### AIM OF THE EXERCISE
Copy out each line of the entries where the word "data" is present.
(RECORD EXTRACTS Opens)
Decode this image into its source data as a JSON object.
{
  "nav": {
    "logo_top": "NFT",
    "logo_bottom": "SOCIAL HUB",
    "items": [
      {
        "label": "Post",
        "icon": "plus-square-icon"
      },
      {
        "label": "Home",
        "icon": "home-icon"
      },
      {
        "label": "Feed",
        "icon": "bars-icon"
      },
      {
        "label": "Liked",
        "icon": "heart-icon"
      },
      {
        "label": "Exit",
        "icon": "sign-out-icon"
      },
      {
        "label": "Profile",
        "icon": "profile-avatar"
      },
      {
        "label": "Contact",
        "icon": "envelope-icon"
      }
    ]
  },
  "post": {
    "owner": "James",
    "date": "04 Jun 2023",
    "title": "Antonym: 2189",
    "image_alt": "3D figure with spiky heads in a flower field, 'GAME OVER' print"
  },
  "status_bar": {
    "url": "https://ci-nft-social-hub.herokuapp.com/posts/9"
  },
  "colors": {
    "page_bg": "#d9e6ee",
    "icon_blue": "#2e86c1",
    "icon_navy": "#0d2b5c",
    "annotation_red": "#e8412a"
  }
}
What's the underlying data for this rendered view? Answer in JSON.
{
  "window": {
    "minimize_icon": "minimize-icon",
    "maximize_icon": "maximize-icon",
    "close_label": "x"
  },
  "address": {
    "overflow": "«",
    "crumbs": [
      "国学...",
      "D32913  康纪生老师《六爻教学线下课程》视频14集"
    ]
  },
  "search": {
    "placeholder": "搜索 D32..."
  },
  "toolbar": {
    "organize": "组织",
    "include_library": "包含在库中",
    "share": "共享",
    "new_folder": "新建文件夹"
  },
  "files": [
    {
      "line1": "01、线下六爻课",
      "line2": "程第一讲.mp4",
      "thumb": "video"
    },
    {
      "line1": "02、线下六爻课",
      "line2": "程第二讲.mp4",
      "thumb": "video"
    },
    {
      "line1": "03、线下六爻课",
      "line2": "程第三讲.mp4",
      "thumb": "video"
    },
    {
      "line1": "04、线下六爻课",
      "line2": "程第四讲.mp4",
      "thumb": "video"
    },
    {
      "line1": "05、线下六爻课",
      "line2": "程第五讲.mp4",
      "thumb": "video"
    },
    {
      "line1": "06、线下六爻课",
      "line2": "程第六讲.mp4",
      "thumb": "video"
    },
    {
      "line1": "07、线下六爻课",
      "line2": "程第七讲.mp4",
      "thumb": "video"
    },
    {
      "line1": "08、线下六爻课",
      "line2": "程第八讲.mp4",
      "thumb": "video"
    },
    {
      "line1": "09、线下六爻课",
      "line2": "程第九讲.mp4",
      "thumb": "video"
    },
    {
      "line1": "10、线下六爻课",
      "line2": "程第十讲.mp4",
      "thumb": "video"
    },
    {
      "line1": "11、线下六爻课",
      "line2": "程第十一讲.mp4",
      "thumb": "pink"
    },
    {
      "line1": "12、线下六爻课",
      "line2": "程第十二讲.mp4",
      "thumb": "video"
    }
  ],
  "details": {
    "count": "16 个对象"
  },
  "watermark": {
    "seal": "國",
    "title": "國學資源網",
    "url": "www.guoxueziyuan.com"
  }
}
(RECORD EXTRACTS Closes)
### ANSWER TO THIS EXERCISE
Decode this image into its source data as a JSON object.
What's the underlying data for this rendered view? Answer in JSON.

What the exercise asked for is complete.